More than a month after President Donald Trump missed a congressional deadline for implementing sanctions against Russia for its alleged meddling in the 2016 election, the punitive measures are now finally being put into place.
The sanctions include measures taken against a Russian troll farm known as the Internet Research Agency, according to CNN. The Internet Research Agency has been accused of generating divisive political posts on social media platforms that they hoped would create internal political instability within the United States. The sanctions also singled out one of the Internet Research Agency's financial backers, Yevgeniy Viktorovich Prigozhin, who is believed to have a close relationship with Russia's despotic leader, President Vladimir Putin.
Five entities and 19 individuals received the new sanctions Thursday — including 13 individuals besides Prigozhin who have been indicted by special counsel Robert Mueller for meddling in the 2016 election. They'll be barred from the United States and their assets will be frozen.
The process for putting the sanctions in place was a long and arduous one: Congress had to force Trump's hand by passing the Countering America's Adversaries Through Sanctions Act in August, which Trump signed reluctantly. Although Trump had been given deadlines of October and January for producing lists of targets for the sanctions and then imposing them (respectively), he missed both of those deadlines by several weeks.
The Trump administration mentioned an alleged Russian attempt to meddle with America's energy grid as well as other cyberattacks.

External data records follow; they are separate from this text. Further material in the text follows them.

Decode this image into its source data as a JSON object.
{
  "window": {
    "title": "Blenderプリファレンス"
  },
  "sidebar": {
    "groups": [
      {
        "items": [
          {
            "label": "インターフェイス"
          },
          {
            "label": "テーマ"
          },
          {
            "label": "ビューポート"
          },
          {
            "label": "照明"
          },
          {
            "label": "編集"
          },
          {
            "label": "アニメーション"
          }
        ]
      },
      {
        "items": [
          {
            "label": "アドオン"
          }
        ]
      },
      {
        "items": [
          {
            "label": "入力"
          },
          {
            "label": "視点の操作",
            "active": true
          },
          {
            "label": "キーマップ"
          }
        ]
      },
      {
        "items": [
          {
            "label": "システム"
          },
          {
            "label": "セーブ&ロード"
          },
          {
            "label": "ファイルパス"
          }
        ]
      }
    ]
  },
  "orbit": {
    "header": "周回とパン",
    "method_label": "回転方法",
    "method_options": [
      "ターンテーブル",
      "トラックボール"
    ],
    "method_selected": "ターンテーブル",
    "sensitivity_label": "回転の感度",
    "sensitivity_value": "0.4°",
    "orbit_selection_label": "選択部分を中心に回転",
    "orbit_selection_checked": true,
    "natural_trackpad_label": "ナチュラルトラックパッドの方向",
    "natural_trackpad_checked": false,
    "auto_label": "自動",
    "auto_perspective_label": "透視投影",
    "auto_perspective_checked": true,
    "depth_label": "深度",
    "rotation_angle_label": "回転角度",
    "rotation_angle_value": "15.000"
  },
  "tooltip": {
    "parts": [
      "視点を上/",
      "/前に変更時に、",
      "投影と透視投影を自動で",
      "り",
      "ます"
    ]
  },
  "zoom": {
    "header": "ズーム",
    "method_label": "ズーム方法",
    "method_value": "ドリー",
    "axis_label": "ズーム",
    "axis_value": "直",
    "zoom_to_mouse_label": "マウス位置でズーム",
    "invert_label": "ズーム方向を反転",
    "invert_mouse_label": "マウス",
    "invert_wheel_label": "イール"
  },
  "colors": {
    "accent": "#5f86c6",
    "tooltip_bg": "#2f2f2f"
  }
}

The government may also have been pushed to act in the wake of the nerve agent attack against a former Russian spy in the United Kingdom.
Trump himself acknowledged Russia's likely culpability in the attack in the United Kingdom, an important milestone for an administration that has been criticized for its seeming reluctance to take a hard stance against Russia.
"I spoke with the Prime Minister and we are in deep discussions," Trump told reporters regarding the United Kingdom attack, during a press conference with Irish politican Taoiseach Leo Varadkar. "A very sad situation. It certainly looks like the Russians were behind it. Something that should never, ever happen and we're taking it very seriously as, I think, are many others."
Since he was elected president, Trump has been unwilling to agree with the intelligence community's conclusion that Russia meddled in the 2016 presidential election. But over the past few years, numerous connections between Trump and Russia have emerged, and his statements praising Vladimir Putin have raised eyebrows.
During the Republican National Convention, his campaign softened the party's platform on dealing with Russia for its invasion of Ukraine. And then there's the central question of getting involved, when he said, "Russia, if you're listening, I hope you're able to find the 30,000 emails that are missing," when talking about his opponent.